Melting ice could trigger a disastrous chain reaction, a new Australian study warns
Rapidly melting Antarctic ice is causing a dramatic slowdown in deep ocean currents and could have a disastrous effect on the climate, a new report warns.
The deep-water flows which drive ocean currents could decline by 40% by 2050, a team of Australian scientists says.
The currents carry vital heat, oxygen, carbon and nutrients around the globe.
Previous research suggests a slowdown in the North Atlantic current could cause Europe to become colder.
The study, published in the journal Nature, also warns the slowdown could reduce ocean’s ability to absorb carbon dioxide from the atmosphere.
The report outlines how the Earth’s network of deep ocean currents are driven by the downwards movement of cold, dense saltwater towards the sea bed near Antarctica.
But as fresh water from the ice cap melts, sea water becomes less salty and dense, and the downwards movement slows.
This deep ocean current, or “overturning”, has been relatively stable for thousands of years, scientists say, but it is now being disrupted by the warming climate.
“Our modelling shows that if global carbon emissions continue at the current rate, then the Antarctic overturning will slow by more than 40 per cent in the next 30 years – and on a trajectory that looks headed towards collapse,” study lead Professor Matthew England said.
“If the oceans had lungs, this would be one of them,” Prof England, an oceanographer at Sydney’s University of New South Wales, told a news briefing.
Scientists spent 35 million computing hours over two years to produce their models, which suggest deepwater circulation in the Antarctic could slow at twice the rate of decline in the North Atlantic.
The 2018 Atlas Study found the Atlantic Ocean circulation system was weaker than it had been for more than 1,000 years, and had changed significantly in the past 150.

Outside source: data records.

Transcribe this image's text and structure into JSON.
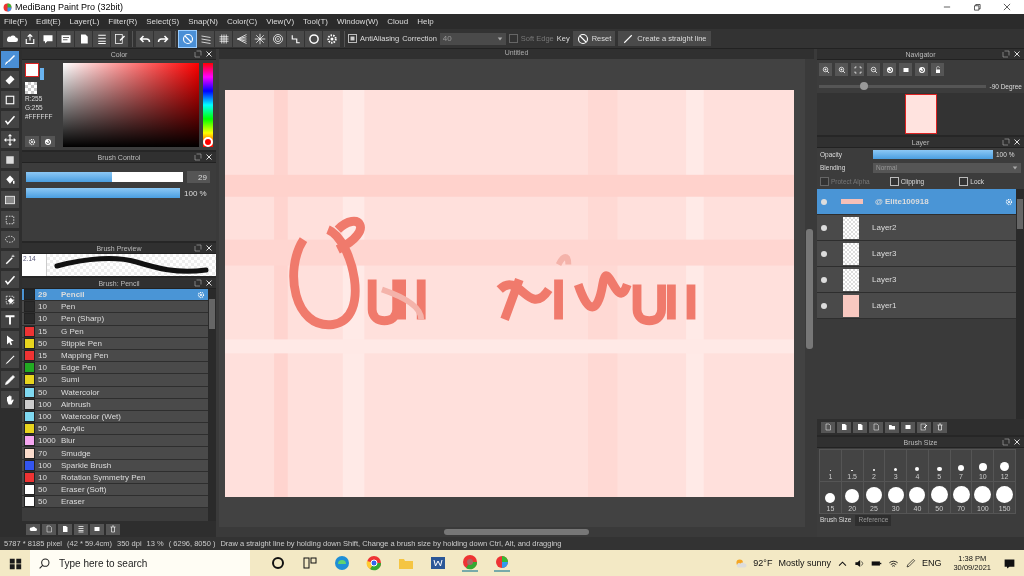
{
  "window": {
    "title": "MediBang Paint Pro (32bit)"
  },
  "menu": [
    "File(F)",
    "Edit(E)",
    "Layer(L)",
    "Filter(R)",
    "Select(S)",
    "Snap(N)",
    "Color(C)",
    "View(V)",
    "Tool(T)",
    "Window(W)",
    "Cloud",
    "Help"
  ],
  "toolbar": {
    "file_buttons": [
      {
        "kind": "cloud"
      },
      {
        "kind": "share"
      },
      {
        "kind": "comment"
      },
      {
        "kind": "note"
      },
      {
        "kind": "page"
      },
      {
        "kind": "list"
      },
      {
        "kind": "edit"
      }
    ],
    "history_buttons": [
      {
        "kind": "undo"
      },
      {
        "kind": "redo"
      }
    ],
    "snap_buttons": [
      {
        "kind": "off",
        "selected": true
      },
      {
        "kind": "parallel",
        "selected": false
      },
      {
        "kind": "grid",
        "selected": false
      },
      {
        "kind": "perspective",
        "selected": false
      },
      {
        "kind": "radial",
        "selected": false
      },
      {
        "kind": "concentric",
        "selected": false
      },
      {
        "kind": "curve",
        "selected": false
      },
      {
        "kind": "circle",
        "selected": false
      },
      {
        "kind": "gear",
        "selected": false
      }
    ],
    "antialiasing": {
      "label": "AntiAliasing",
      "checked": true
    },
    "correction": {
      "label": "Correction",
      "value": "40"
    },
    "soft_edge": {
      "label": "Soft Edge",
      "checked": false,
      "disabled": true
    },
    "key_label": "Key",
    "reset": "Reset",
    "straight_line": "Create a straight line"
  },
  "tools": [
    {
      "kind": "brush",
      "selected": true
    },
    {
      "kind": "eraser",
      "selected": false
    },
    {
      "kind": "square",
      "selected": false
    },
    {
      "kind": "select-pen",
      "selected": false
    },
    {
      "kind": "move",
      "selected": false
    },
    {
      "kind": "fill-rect",
      "selected": false
    },
    {
      "kind": "bucket",
      "selected": false
    },
    {
      "kind": "gradient",
      "selected": false
    },
    {
      "kind": "marquee",
      "selected": false
    },
    {
      "kind": "lasso",
      "selected": false
    },
    {
      "kind": "wand",
      "selected": false
    },
    {
      "kind": "select-pen",
      "selected": false
    },
    {
      "kind": "select-eraser",
      "selected": false
    },
    {
      "kind": "text",
      "selected": false
    },
    {
      "kind": "pointer",
      "selected": false
    },
    {
      "kind": "pen",
      "selected": false
    },
    {
      "kind": "eyedropper",
      "selected": false
    },
    {
      "kind": "hand",
      "selected": false
    }
  ],
  "color_panel": {
    "title": "Color",
    "hue": {
      "level": 0
    },
    "r": "R:255",
    "g": "G:255",
    "hex": "#FFFFFF"
  },
  "brush_control": {
    "title": "Brush Control",
    "size": {
      "level": 0.55,
      "reading": "29"
    },
    "opacity": {
      "level": 1,
      "reading": "100 %"
    }
  },
  "brush_preview": {
    "title": "Brush Preview",
    "value": "2.14"
  },
  "brush_list": {
    "title": "Brush: Pencil",
    "items": [
      {
        "color": "#1e2a33",
        "size": "29",
        "name": "Pencil",
        "selected": true
      },
      {
        "color": "#2a2a2a",
        "size": "10",
        "name": "Pen",
        "selected": false
      },
      {
        "color": "#2a2a2a",
        "size": "10",
        "name": "Pen (Sharp)",
        "selected": false
      },
      {
        "color": "#ee3333",
        "size": "15",
        "name": "G Pen",
        "selected": false
      },
      {
        "color": "#e8d41e",
        "size": "50",
        "name": "Stipple Pen",
        "selected": false
      },
      {
        "color": "#ee3333",
        "size": "15",
        "name": "Mapping Pen",
        "selected": false
      },
      {
        "color": "#22aa22",
        "size": "10",
        "name": "Edge Pen",
        "selected": false
      },
      {
        "color": "#e8d41e",
        "size": "50",
        "name": "Sumi",
        "selected": false
      },
      {
        "color": "#7fd8f0",
        "size": "50",
        "name": "Watercolor",
        "selected": false
      },
      {
        "color": "#cccccc",
        "size": "100",
        "name": "Airbrush",
        "selected": false
      },
      {
        "color": "#7fd8f0",
        "size": "100",
        "name": "Watercolor (Wet)",
        "selected": false
      },
      {
        "color": "#e8d41e",
        "size": "50",
        "name": "Acrylic",
        "selected": false
      },
      {
        "color": "#f5a6f0",
        "size": "1000",
        "name": "Blur",
        "selected": false
      },
      {
        "color": "#fbdccc",
        "size": "70",
        "name": "Smudge",
        "selected": false
      },
      {
        "color": "#3355ee",
        "size": "100",
        "name": "Sparkle Brush",
        "selected": false
      },
      {
        "color": "#ee3333",
        "size": "10",
        "name": "Rotation Symmetry Pen",
        "selected": false
      },
      {
        "color": "#ffffff",
        "size": "50",
        "name": "Eraser (Soft)",
        "selected": false
      },
      {
        "color": "#ffffff",
        "size": "50",
        "name": "Eraser",
        "selected": false
      }
    ]
  },
  "canvas": {
    "title": "Untitled"
  },
  "navigator": {
    "title": "Navigator",
    "rotation": {
      "level": 0.27,
      "reading": "-90 Degree"
    }
  },
  "layer_panel": {
    "title": "Layer",
    "opacity_label": "Opacity",
    "opacity": {
      "level": 1,
      "reading": "100 %"
    },
    "blending_label": "Blending",
    "blending": "Normal",
    "protect_alpha": {
      "label": "Protect Alpha",
      "checked": false,
      "disabled": true
    },
    "clipping": {
      "label": "Clipping",
      "checked": false
    },
    "lock": {
      "label": "Lock",
      "checked": false
    },
    "layers": [
      {
        "name": "@ Elite100918",
        "selected": true
      },
      {
        "name": "Layer2",
        "selected": false
      },
      {
        "name": "Layer3",
        "selected": false
      },
      {
        "name": "Layer3",
        "selected": false
      },
      {
        "name": "Layer1",
        "selected": false
      }
    ]
  },
  "brush_size": {
    "title": "Brush Size",
    "sizes": [
      "1",
      "1.5",
      "2",
      "3",
      "4",
      "5",
      "7",
      "10",
      "12",
      "15",
      "20",
      "25",
      "30",
      "40",
      "50",
      "70",
      "100",
      "150"
    ],
    "tabs": [
      {
        "label": "Brush Size",
        "selected": true
      },
      {
        "label": "Reference",
        "selected": false
      }
    ]
  },
  "status_bar": {
    "dimensions": "5787 * 8185 pixel",
    "physical": "(42 * 59.4cm)",
    "dpi": "350 dpi",
    "zoom": "13 %",
    "position": "( 6296, 8050 )",
    "hint": "Draw a straight line by holding down Shift, Change a brush size by holding down Ctrl, Alt, and dragging"
  },
  "taskbar": {
    "search_placeholder": "Type here to search",
    "temperature": "92°F",
    "weather": "Mostly sunny",
    "language": "ENG",
    "time": "1:38 PM",
    "date": "30/09/2021"
  }
}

It suggested changes to the conveyor-belt-like Atlantic Meridional Overturning Circulation (Amoc) could cool the ocean and north-west Europe, and affect deep-sea ecosystems.
A sensationalised depiction of the Amoc shutting down was shown in the 2004 climate disaster film The Day After Tomorrow.Deep ocean currents heading for collapse – report

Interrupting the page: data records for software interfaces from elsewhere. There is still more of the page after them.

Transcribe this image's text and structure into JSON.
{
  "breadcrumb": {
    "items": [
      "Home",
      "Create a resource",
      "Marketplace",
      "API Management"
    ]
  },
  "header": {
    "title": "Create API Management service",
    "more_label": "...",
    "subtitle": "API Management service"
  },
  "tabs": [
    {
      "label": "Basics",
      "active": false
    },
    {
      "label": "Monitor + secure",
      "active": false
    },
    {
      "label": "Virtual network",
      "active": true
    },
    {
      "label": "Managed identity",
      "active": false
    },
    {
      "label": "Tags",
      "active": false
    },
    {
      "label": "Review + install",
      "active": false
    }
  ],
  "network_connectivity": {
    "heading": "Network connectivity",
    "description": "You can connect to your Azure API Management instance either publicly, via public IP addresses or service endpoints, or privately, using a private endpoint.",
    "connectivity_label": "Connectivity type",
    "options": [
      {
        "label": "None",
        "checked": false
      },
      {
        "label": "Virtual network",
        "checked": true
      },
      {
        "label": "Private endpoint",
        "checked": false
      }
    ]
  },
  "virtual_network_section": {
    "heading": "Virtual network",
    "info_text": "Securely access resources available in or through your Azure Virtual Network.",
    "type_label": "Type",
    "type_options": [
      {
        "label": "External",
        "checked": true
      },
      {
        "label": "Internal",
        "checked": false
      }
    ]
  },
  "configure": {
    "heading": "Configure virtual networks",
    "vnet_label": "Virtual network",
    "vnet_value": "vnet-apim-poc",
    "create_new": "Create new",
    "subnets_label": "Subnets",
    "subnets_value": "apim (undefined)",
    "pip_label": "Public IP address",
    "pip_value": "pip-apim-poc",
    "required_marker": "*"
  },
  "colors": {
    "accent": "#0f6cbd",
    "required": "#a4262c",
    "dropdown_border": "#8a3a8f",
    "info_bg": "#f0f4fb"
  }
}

The latest study’s findings also suggest a slowdown in circulation would also mean the ocean could not absorb as much carbon dioxide from the atmosphere as its upper layers became “stratified”.

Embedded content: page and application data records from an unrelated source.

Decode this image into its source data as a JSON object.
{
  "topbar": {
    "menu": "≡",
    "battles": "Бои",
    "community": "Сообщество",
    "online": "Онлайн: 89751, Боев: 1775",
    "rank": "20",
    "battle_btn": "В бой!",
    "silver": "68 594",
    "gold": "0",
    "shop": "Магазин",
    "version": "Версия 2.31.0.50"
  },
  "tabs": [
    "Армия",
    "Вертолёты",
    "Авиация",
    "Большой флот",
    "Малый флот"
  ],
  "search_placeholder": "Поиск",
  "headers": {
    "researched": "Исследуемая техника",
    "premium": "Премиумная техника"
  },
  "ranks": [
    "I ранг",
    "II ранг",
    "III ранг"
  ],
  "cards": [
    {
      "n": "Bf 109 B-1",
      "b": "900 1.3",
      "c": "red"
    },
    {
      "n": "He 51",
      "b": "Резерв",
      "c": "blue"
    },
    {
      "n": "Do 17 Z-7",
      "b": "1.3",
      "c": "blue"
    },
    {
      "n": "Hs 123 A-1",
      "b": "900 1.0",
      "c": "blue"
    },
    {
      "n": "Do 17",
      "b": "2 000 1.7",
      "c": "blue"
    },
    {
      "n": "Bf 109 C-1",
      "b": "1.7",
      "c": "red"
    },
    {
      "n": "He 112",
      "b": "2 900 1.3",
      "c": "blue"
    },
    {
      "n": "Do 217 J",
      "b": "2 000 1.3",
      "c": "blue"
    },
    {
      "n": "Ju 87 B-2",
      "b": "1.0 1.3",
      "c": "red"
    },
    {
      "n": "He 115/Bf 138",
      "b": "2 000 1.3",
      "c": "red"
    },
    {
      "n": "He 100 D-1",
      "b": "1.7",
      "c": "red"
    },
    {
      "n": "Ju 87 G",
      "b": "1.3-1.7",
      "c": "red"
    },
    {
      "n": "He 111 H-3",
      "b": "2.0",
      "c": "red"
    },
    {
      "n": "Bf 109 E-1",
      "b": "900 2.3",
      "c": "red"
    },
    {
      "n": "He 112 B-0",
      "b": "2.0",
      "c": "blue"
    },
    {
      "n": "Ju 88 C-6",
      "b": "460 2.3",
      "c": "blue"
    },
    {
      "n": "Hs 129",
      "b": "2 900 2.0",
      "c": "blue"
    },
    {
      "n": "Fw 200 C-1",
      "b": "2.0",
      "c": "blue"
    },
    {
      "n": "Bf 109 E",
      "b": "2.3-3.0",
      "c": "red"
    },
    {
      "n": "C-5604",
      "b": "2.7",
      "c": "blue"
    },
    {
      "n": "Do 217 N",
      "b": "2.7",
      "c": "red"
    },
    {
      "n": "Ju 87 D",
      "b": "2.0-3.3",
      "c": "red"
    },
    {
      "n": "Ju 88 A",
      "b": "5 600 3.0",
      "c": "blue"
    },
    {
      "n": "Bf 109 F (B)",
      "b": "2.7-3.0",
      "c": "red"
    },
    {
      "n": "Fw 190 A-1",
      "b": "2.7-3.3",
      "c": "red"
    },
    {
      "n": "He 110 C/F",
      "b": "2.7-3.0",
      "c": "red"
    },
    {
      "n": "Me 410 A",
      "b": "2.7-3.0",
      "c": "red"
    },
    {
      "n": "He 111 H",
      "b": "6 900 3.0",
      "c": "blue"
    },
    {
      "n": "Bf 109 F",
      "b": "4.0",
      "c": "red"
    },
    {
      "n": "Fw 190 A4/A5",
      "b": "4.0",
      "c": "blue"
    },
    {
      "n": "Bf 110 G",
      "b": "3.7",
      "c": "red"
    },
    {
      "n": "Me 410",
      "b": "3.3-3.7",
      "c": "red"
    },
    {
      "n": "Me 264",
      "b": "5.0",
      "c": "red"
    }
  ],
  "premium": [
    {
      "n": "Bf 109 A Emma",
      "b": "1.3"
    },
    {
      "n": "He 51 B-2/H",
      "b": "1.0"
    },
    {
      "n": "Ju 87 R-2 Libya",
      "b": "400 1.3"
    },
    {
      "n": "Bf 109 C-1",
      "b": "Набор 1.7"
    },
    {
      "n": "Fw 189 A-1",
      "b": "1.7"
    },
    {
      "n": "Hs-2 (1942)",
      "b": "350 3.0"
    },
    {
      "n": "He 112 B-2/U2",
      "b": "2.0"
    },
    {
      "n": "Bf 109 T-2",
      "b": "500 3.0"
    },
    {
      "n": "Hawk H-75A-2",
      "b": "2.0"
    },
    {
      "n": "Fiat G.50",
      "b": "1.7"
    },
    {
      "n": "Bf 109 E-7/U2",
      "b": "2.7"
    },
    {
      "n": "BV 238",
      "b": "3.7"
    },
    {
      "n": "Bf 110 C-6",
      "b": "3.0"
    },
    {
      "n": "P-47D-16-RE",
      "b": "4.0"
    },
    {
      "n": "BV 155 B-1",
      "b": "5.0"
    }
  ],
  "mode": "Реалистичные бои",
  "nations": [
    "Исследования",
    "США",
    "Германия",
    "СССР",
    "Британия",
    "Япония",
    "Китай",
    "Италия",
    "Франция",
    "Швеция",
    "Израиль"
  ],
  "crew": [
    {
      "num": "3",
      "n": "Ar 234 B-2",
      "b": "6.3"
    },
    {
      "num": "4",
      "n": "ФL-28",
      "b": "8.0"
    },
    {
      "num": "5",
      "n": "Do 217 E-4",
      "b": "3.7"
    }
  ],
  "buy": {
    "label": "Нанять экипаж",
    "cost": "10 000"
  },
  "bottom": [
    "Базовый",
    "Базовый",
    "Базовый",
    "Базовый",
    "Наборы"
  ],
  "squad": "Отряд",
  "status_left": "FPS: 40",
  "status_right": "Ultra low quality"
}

Waters below 4,000 metres (13,123 ft) would stagnate, Prof England warned, and prevent vital ocean nutrients reaching marine life.
“[It’s] stunning to see that happen so quickly,” said climatologist Alan Mix from Oregon State University, a co-author of the latest Intergovernmental Panel on Climate Change (IPCC) assessment.
“It appears to be kicking into gear right now. That’s headline news,” he told Reuters.
The effect of Antarctic meltwater on ocean currents has not yet been factored in to IPCC models on climate change, but it is going to be “considerable”, Prof England said.
The study also highlighted how warming oceans could trigger greater melting of the western Antarctica ice shelf, but it did not examine how this could create a feedback effect, and even more melting.